## Task description
Output every record word for word, minus the pictures.

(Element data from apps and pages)
——————

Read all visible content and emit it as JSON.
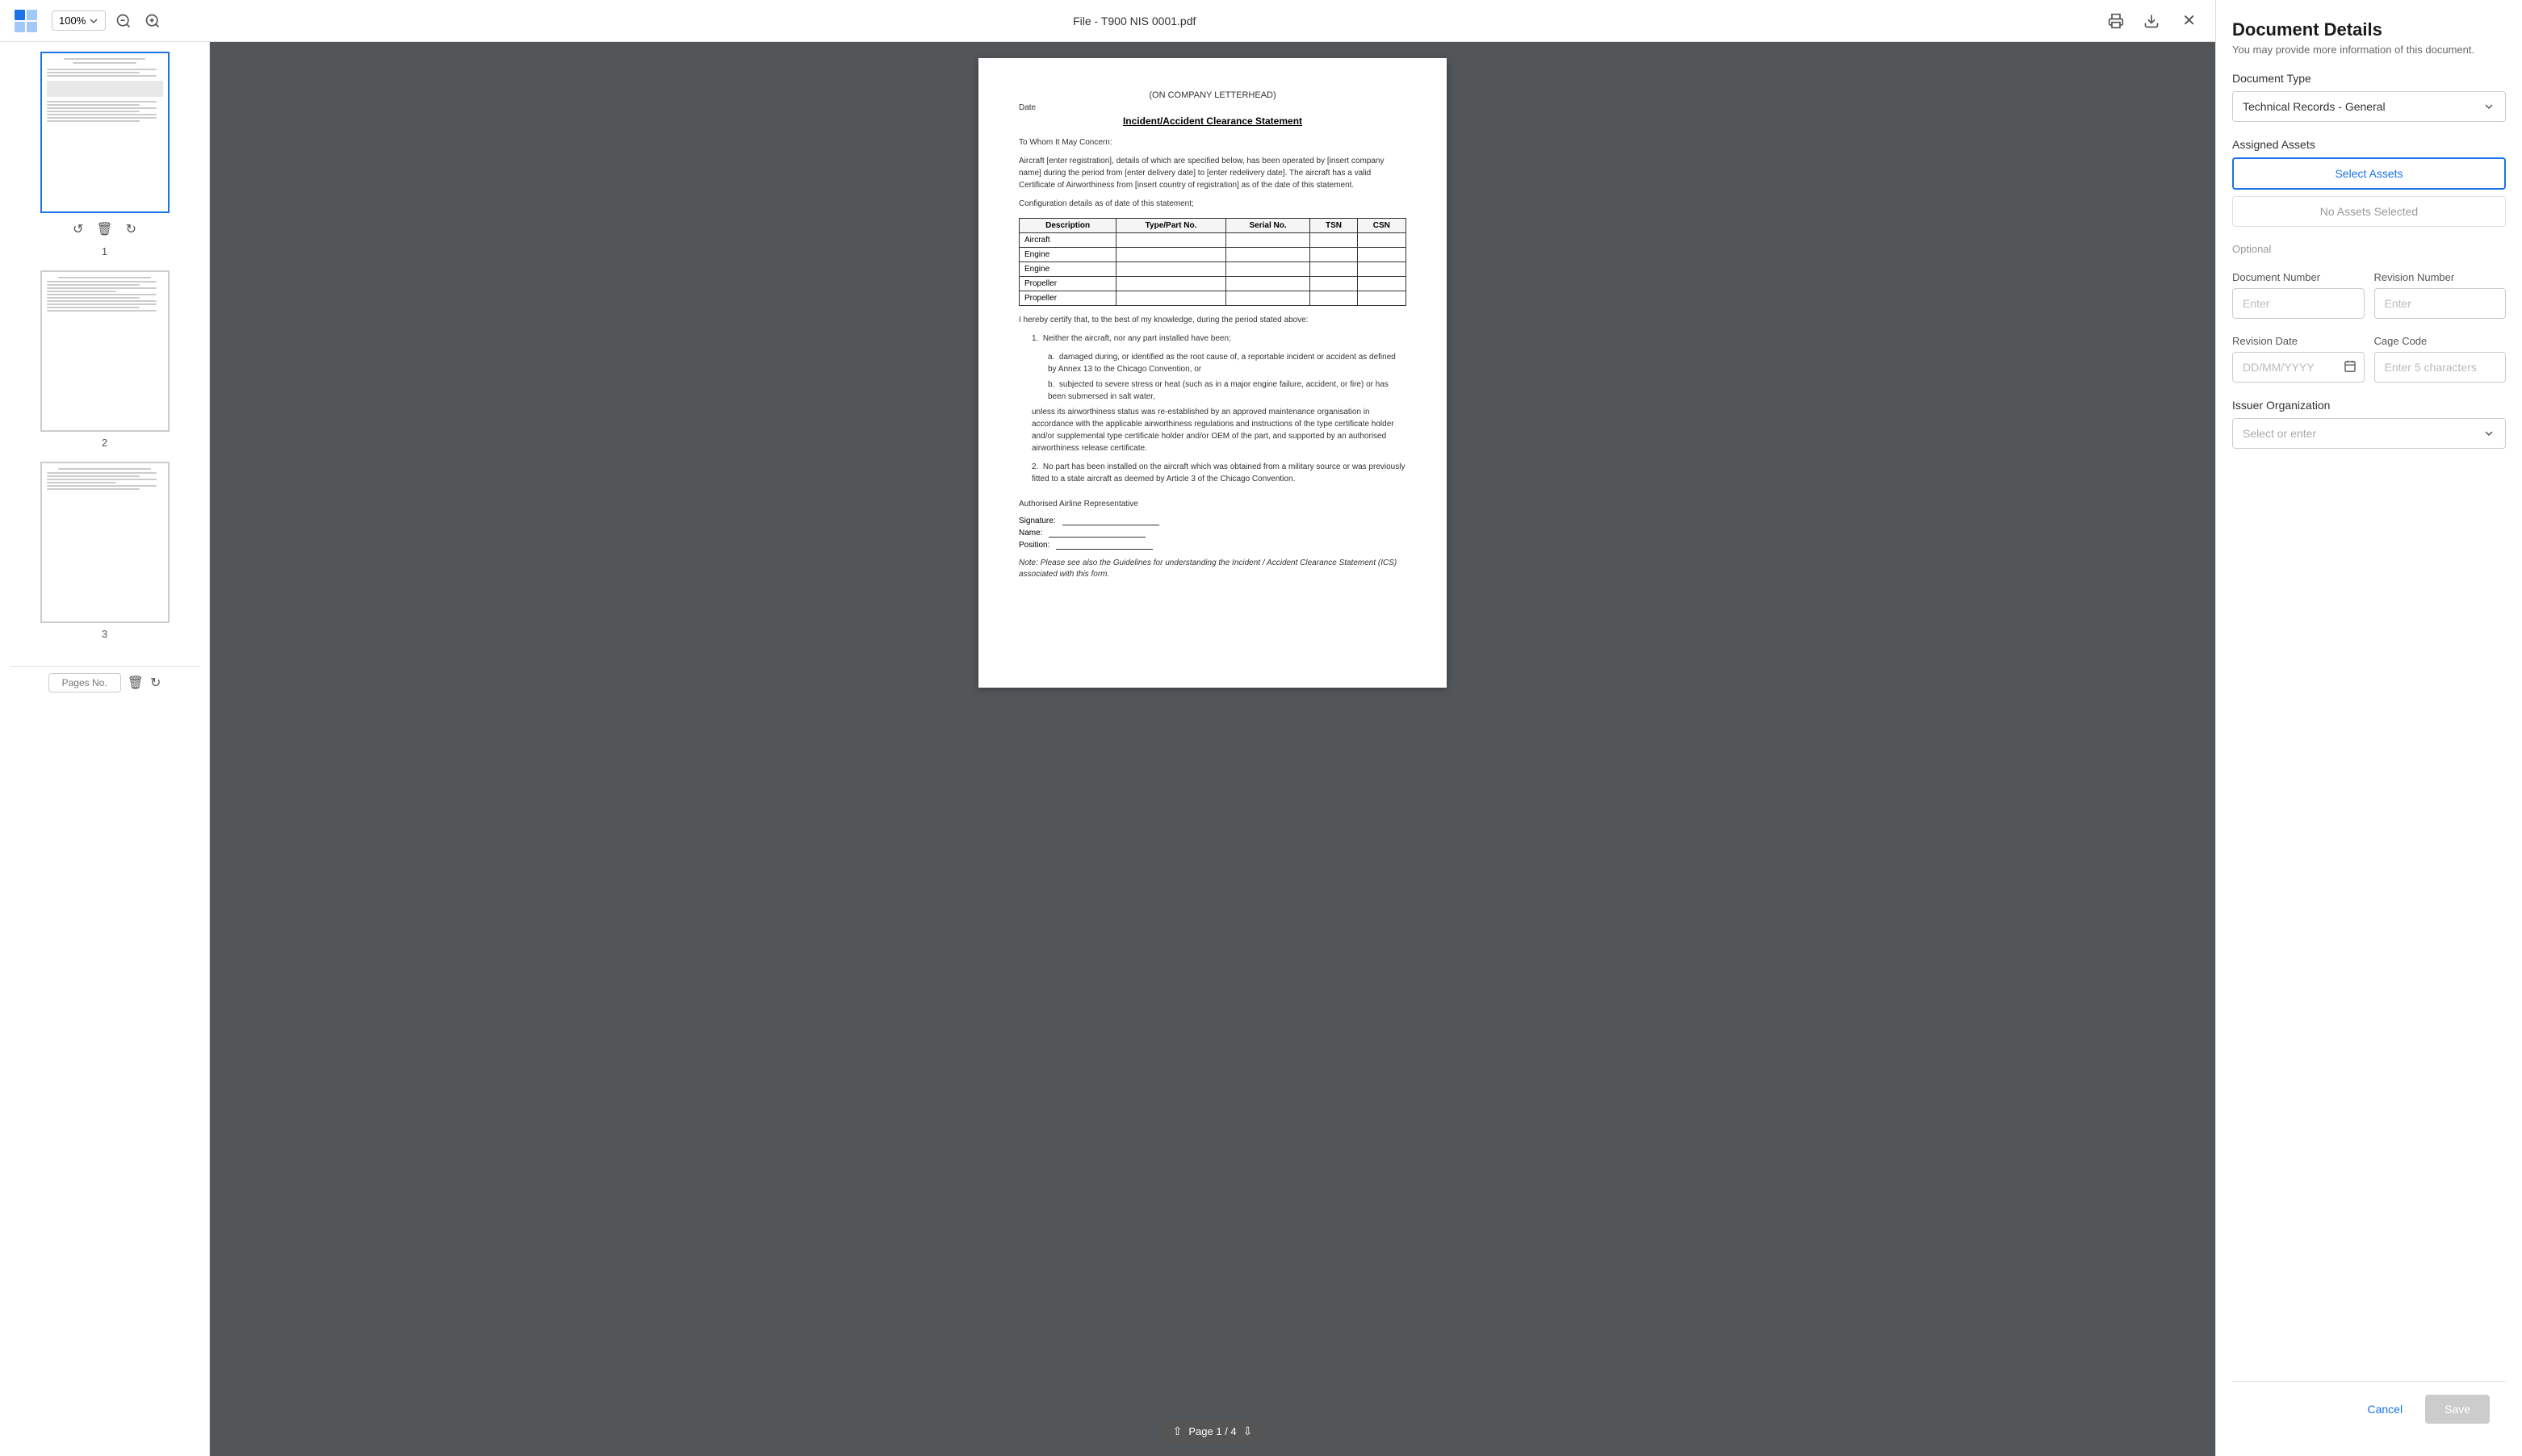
{
  "toolbar": {
    "zoom_level": "100%",
    "file_name": "File - T900 NIS 0001.pdf",
    "zoom_icon_in": "🔍+",
    "zoom_icon_out": "🔍-"
  },
  "thumbnails": [
    {
      "label": "1",
      "active": true
    },
    {
      "label": "2",
      "active": false
    },
    {
      "label": "3",
      "active": false
    }
  ],
  "bottom_bar": {
    "pages_label": "Pages No."
  },
  "pdf": {
    "letterhead": "(ON COMPANY LETTERHEAD)",
    "date_label": "Date",
    "title": "Incident/Accident Clearance Statement",
    "to_whom": "To Whom It May Concern:",
    "body1": "Aircraft [enter registration], details of which are specified below, has been operated by [insert company name] during the period from [enter delivery date] to [enter redelivery date]. The aircraft has a valid Certificate of Airworthiness from [insert country of registration] as of the date of this statement.",
    "config": "Configuration details as of date of this statement;",
    "table": {
      "headers": [
        "Description",
        "Type/Part No.",
        "Serial No.",
        "TSN",
        "CSN"
      ],
      "rows": [
        [
          "Aircraft",
          "",
          "",
          "",
          ""
        ],
        [
          "Engine",
          "",
          "",
          "",
          ""
        ],
        [
          "Engine",
          "",
          "",
          "",
          ""
        ],
        [
          "Propeller",
          "",
          "",
          "",
          ""
        ],
        [
          "Propeller",
          "",
          "",
          "",
          ""
        ]
      ]
    },
    "certify": "I hereby certify that, to the best of my knowledge, during the period stated above:",
    "point1": "Neither the aircraft, nor any part installed have been;",
    "point1a": "damaged during, or identified as the root cause of, a reportable incident or accident as defined by Annex 13 to the Chicago Convention, or",
    "point1b": "subjected to severe stress or heat (such as in a major engine failure, accident, or fire) or has been submersed in salt water,",
    "unless": "unless its airworthiness status was re-established by an approved maintenance organisation in accordance with the applicable airworthiness regulations and instructions of the type certificate holder and/or supplemental type certificate holder and/or OEM of the part, and supported by an authorised airworthiness release certificate.",
    "point2": "No part has been installed on the aircraft which was obtained from a military source or was previously fitted to a state aircraft as deemed by Article 3 of the Chicago Convention.",
    "authorised": "Authorised Airline Representative",
    "sig_label": "Signature:",
    "name_label": "Name:",
    "pos_label": "Position:",
    "note": "Note: Please see also the Guidelines for understanding the Incident / Accident Clearance Statement (ICS) associated with this form.",
    "page_nav": "Page 1 / 4"
  },
  "doc_details": {
    "title": "Document Details",
    "subtitle": "You may provide more information of this document.",
    "doc_type_label": "Document Type",
    "doc_type_value": "Technical Records - General",
    "assigned_assets_label": "Assigned Assets",
    "select_assets_btn": "Select Assets",
    "no_assets_text": "No Assets Selected",
    "optional_label": "Optional",
    "doc_number_label": "Document Number",
    "doc_number_placeholder": "Enter",
    "revision_number_label": "Revision Number",
    "revision_number_placeholder": "Enter",
    "revision_date_label": "Revision Date",
    "revision_date_placeholder": "DD/MM/YYYY",
    "cage_code_label": "Cage Code",
    "cage_code_placeholder": "Enter 5 characters",
    "issuer_org_label": "Issuer Organization",
    "issuer_org_placeholder": "Select or enter",
    "cancel_btn": "Cancel",
    "save_btn": "Save"
  }
}
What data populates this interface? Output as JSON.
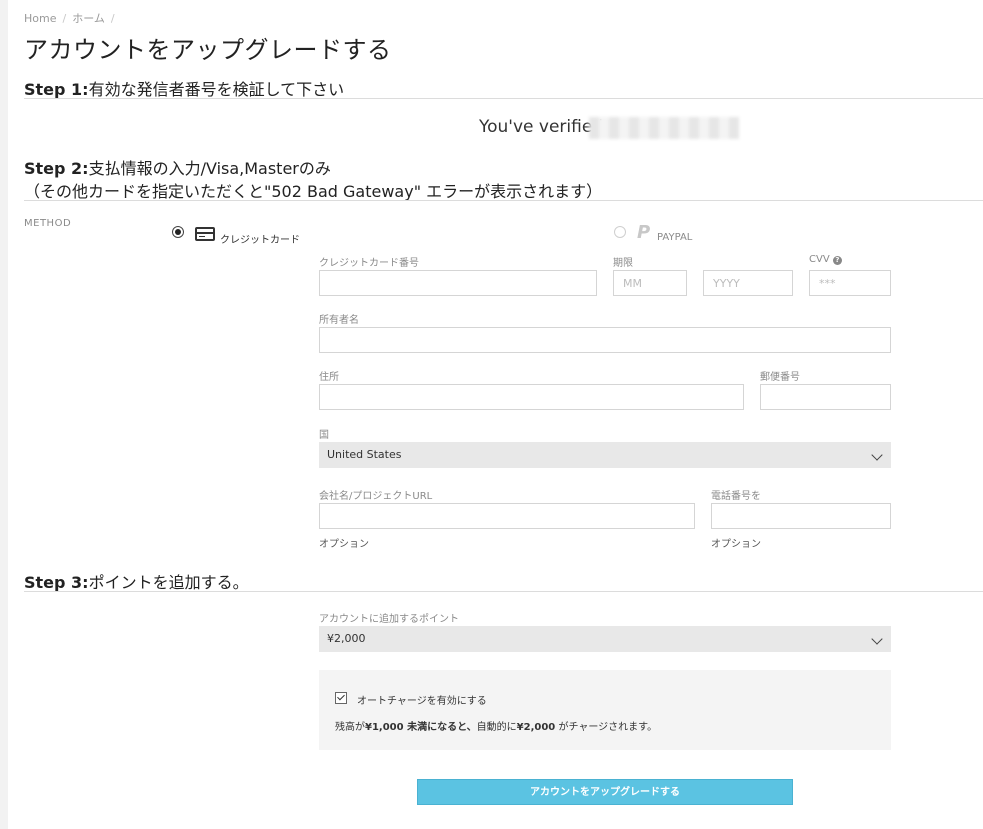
{
  "breadcrumb": {
    "items": [
      "Home",
      "ホーム"
    ],
    "sep": "/"
  },
  "page_title": "アカウントをアップグレードする",
  "step1": {
    "prefix": "Step 1:",
    "text": "有効な発信者番号を検証して下さい",
    "verified_text": "You've verified"
  },
  "step2": {
    "prefix": "Step 2:",
    "text": "支払情報の入力/Visa,Masterのみ",
    "note": "（その他カードを指定いただくと\"502 Bad Gateway\" エラーが表示されます）"
  },
  "method": {
    "label": "METHOD",
    "credit_label": "クレジットカード",
    "paypal_label": "PAYPAL",
    "paypal_icon": "paypal-icon",
    "credit_icon": "credit-card-icon"
  },
  "form": {
    "card_number_label": "クレジットカード番号",
    "expiry_label": "期限",
    "mm_placeholder": "MM",
    "yyyy_placeholder": "YYYY",
    "cvv_label": "CVV",
    "cvv_placeholder": "***",
    "holder_label": "所有者名",
    "address_label": "住所",
    "zip_label": "郵便番号",
    "country_label": "国",
    "country_value": "United States",
    "company_label": "会社名/プロジェクトURL",
    "phone_label": "電話番号を",
    "optional": "オプション"
  },
  "step3": {
    "prefix": "Step 3:",
    "text": "ポイントを追加する。",
    "points_label": "アカウントに追加するポイント",
    "points_value": "¥2,000",
    "auto_label": "オートチャージを有効にする",
    "note_a": "残高が",
    "note_b": "¥1,000 未満になると、",
    "note_c": "自動的に",
    "note_d": "¥2,000",
    "note_e": " がチャージされます。"
  },
  "submit_label": "アカウントをアップグレードする",
  "colors": {
    "accent": "#5bc3e2",
    "select_bg": "#e8e8e8"
  }
}
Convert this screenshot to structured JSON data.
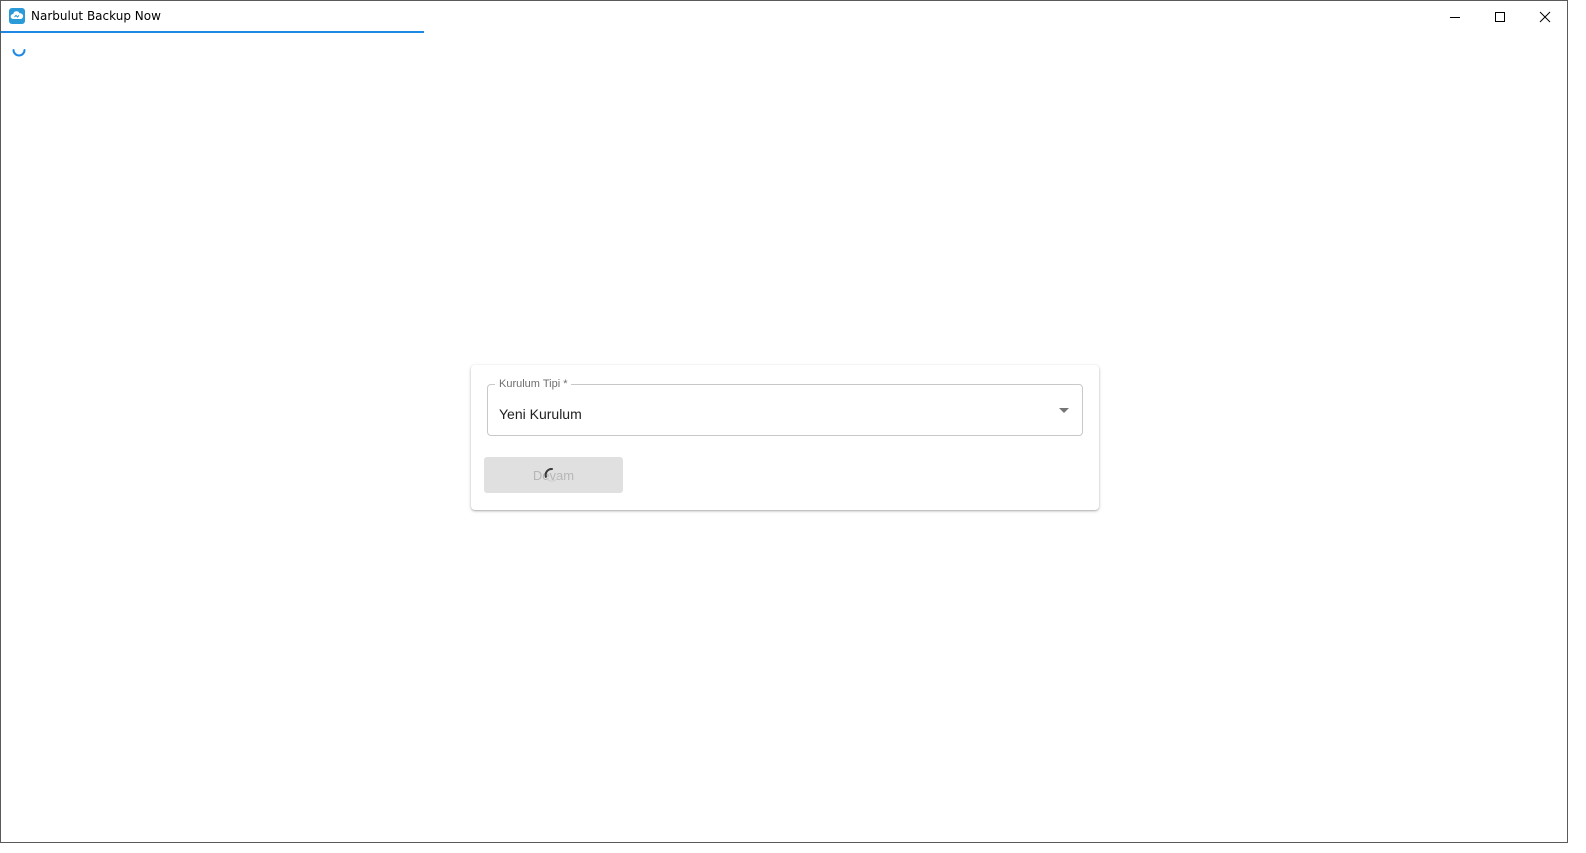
{
  "window": {
    "title": "Narbulut Backup Now",
    "controls": {
      "minimize": "minimize-icon",
      "maximize": "maximize-icon",
      "close": "close-icon"
    }
  },
  "form": {
    "installation_type": {
      "label": "Kurulum Tipi *",
      "value": "Yeni Kurulum"
    },
    "continue_label": "Devam"
  },
  "colors": {
    "accent": "#1e88e5",
    "button_disabled_bg": "#e0e0e0"
  }
}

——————

## Answer to the problem
Read all visible content and emit it as JSON.
{
  "toolbar": {
    "zoom_level": "100%",
    "file_name": "File - T900 NIS 0001.pdf",
    "zoom_icon_in": "🔍+",
    "zoom_icon_out": "🔍-"
  },
  "thumbnails": [
    {
      "label": "1",
      "active": true
    },
    {
      "label": "2",
      "active": false
    },
    {
      "label": "3",
      "active": false
    }
  ],
  "bottom_bar": {
    "pages_label": "Pages No."
  },
  "pdf": {
    "letterhead": "(ON COMPANY LETTERHEAD)",
    "date_label": "Date",
    "title": "Incident/Accident Clearance Statement",
    "to_whom": "To Whom It May Concern:",
    "body1": "Aircraft [enter registration], details of which are specified below, has been operated by [insert company name] during the period from [enter delivery date] to [enter redelivery date]. The aircraft has a valid Certificate of Airworthiness from [insert country of registration] as of the date of this statement.",
    "config": "Configuration details as of date of this statement;",
    "table": {
      "headers": [
        "Description",
        "Type/Part No.",
        "Serial No.",
        "TSN",
        "CSN"
      ],
      "rows": [
        [
          "Aircraft",
          "",
          "",
          "",
          ""
        ],
        [
          "Engine",
          "",
          "",
          "",
          ""
        ],
        [
          "Engine",
          "",
          "",
          "",
          ""
        ],
        [
          "Propeller",
          "",
          "",
          "",
          ""
        ],
        [
          "Propeller",
          "",
          "",
          "",
          ""
        ]
      ]
    },
    "certify": "I hereby certify that, to the best of my knowledge, during the period stated above:",
    "point1": "Neither the aircraft, nor any part installed have been;",
    "point1a": "damaged during, or identified as the root cause of, a reportable incident or accident as defined by Annex 13 to the Chicago Convention, or",
    "point1b": "subjected to severe stress or heat (such as in a major engine failure, accident, or fire) or has been submersed in salt water,",
    "unless": "unless its airworthiness status was re-established by an approved maintenance organisation in accordance with the applicable airworthiness regulations and instructions of the type certificate holder and/or supplemental type certificate holder and/or OEM of the part, and supported by an authorised airworthiness release certificate.",
    "point2": "No part has been installed on the aircraft which was obtained from a military source or was previously fitted to a state aircraft as deemed by Article 3 of the Chicago Convention.",
    "authorised": "Authorised Airline Representative",
    "sig_label": "Signature:",
    "name_label": "Name:",
    "pos_label": "Position:",
    "note": "Note: Please see also the Guidelines for understanding the Incident / Accident Clearance Statement (ICS) associated with this form.",
    "page_nav": "Page 1 / 4"
  },
  "doc_details": {
    "title": "Document Details",
    "subtitle": "You may provide more information of this document.",
    "doc_type_label": "Document Type",
    "doc_type_value": "Technical Records - General",
    "assigned_assets_label": "Assigned Assets",
    "select_assets_btn": "Select Assets",
    "no_assets_text": "No Assets Selected",
    "optional_label": "Optional",
    "doc_number_label": "Document Number",
    "doc_number_placeholder": "Enter",
    "revision_number_label": "Revision Number",
    "revision_number_placeholder": "Enter",
    "revision_date_label": "Revision Date",
    "revision_date_placeholder": "DD/MM/YYYY",
    "cage_code_label": "Cage Code",
    "cage_code_placeholder": "Enter 5 characters",
    "issuer_org_label": "Issuer Organization",
    "issuer_org_placeholder": "Select or enter",
    "cancel_btn": "Cancel",
    "save_btn": "Save"
  }
}
What data populates this interface? Output as JSON.
{
  "breadcrumb": {
    "items": [
      "Home",
      "ホーム"
    ],
    "sep": "/"
  },
  "page_title": "アカウントをアップグレードする",
  "step1": {
    "prefix": "Step 1:",
    "text": "有効な発信者番号を検証して下さい",
    "verified_text": "You've verified"
  },
  "step2": {
    "prefix": "Step 2:",
    "text": "支払情報の入力/Visa,Masterのみ",
    "note": "（その他カードを指定いただくと\"502 Bad Gateway\" エラーが表示されます）"
  },
  "method": {
    "label": "METHOD",
    "credit_label": "クレジットカード",
    "paypal_label": "PAYPAL",
    "paypal_icon": "paypal-icon",
    "credit_icon": "credit-card-icon"
  },
  "form": {
    "card_number_label": "クレジットカード番号",
    "expiry_label": "期限",
    "mm_placeholder": "MM",
    "yyyy_placeholder": "YYYY",
    "cvv_label": "CVV",
    "cvv_placeholder": "***",
    "holder_label": "所有者名",
    "address_label": "住所",
    "zip_label": "郵便番号",
    "country_label": "国",
    "country_value": "United States",
    "company_label": "会社名/プロジェクトURL",
    "phone_label": "電話番号を",
    "optional": "オプション"
  },
  "step3": {
    "prefix": "Step 3:",
    "text": "ポイントを追加する。",
    "points_label": "アカウントに追加するポイント",
    "points_value": "¥2,000",
    "auto_label": "オートチャージを有効にする",
    "note_a": "残高が",
    "note_b": "¥1,000 未満になると、",
    "note_c": "自動的に",
    "note_d": "¥2,000",
    "note_e": " がチャージされます。"
  },
  "submit_label": "アカウントをアップグレードする",
  "colors": {
    "accent": "#5bc3e2",
    "select_bg": "#e8e8e8"
  }
}
Convert this screenshot to structured JSON data.
{
  "window": {
    "title": "Narbulut Backup Now",
    "controls": {
      "minimize": "minimize-icon",
      "maximize": "maximize-icon",
      "close": "close-icon"
    }
  },
  "form": {
    "installation_type": {
      "label": "Kurulum Tipi *",
      "value": "Yeni Kurulum"
    },
    "continue_label": "Devam"
  },
  "colors": {
    "accent": "#1e88e5",
    "button_disabled_bg": "#e0e0e0"
  }
}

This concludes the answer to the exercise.